    Iodine (pure) has to be kept in a liquid (wet) form. Once dried out and crystalized, it becomes very unstable. Just the act of an insect walking on Iodine crystals causes them to rapidly oxidize (rapid oxidation is what powders and primers do that makes them go bang). My dad used to take iodine (wet) and smear a bit on the window ledge and let it crystalize. A fly landing on the crystalized Iodine was immediately expunged. He blew the back of his desk out one time at work (he was head of Analytical Research for a large Steel company). He put some liquid Iodine in his desk drawer with the stopper not toght in the bottle and it dried out. He closed the drawer and bang, out went the desk.

    I had a very interesting childhood. Found out early on about frozen Co2, Iodine and distilling various substances.....

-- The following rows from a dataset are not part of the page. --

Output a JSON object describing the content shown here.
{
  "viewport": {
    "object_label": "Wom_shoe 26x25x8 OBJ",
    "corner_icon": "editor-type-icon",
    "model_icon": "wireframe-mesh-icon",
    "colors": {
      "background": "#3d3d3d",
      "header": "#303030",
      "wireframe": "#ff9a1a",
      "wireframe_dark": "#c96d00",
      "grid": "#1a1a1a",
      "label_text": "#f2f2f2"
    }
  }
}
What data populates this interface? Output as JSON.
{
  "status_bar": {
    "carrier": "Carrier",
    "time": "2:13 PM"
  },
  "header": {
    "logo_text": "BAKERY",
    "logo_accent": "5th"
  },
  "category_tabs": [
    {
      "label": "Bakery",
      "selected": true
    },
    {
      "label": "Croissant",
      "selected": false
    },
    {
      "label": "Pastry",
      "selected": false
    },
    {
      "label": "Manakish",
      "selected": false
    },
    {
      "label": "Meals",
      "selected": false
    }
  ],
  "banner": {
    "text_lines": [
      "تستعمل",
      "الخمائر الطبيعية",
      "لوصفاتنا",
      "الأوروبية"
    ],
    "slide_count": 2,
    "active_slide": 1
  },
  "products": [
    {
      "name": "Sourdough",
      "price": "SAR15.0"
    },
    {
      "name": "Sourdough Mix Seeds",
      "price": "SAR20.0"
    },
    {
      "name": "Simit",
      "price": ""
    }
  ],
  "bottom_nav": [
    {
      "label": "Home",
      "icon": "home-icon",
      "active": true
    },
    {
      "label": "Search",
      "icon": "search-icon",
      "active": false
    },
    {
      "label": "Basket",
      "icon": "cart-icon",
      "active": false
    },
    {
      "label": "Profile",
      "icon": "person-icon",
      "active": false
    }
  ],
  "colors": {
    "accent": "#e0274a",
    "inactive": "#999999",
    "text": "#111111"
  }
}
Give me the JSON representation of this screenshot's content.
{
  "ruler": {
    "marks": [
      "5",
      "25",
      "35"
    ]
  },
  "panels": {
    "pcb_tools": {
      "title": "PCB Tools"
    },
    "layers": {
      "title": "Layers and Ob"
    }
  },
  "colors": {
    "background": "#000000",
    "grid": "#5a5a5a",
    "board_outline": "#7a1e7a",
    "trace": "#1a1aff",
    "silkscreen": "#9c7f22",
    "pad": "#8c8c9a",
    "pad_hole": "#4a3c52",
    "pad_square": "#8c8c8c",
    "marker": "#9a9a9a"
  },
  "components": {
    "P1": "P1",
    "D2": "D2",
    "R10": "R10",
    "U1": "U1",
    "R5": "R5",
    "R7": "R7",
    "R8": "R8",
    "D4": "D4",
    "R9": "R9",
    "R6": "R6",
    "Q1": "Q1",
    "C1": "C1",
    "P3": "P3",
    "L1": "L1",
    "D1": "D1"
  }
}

    Probably why I have a profound respect for compounds that oxidize rapidly.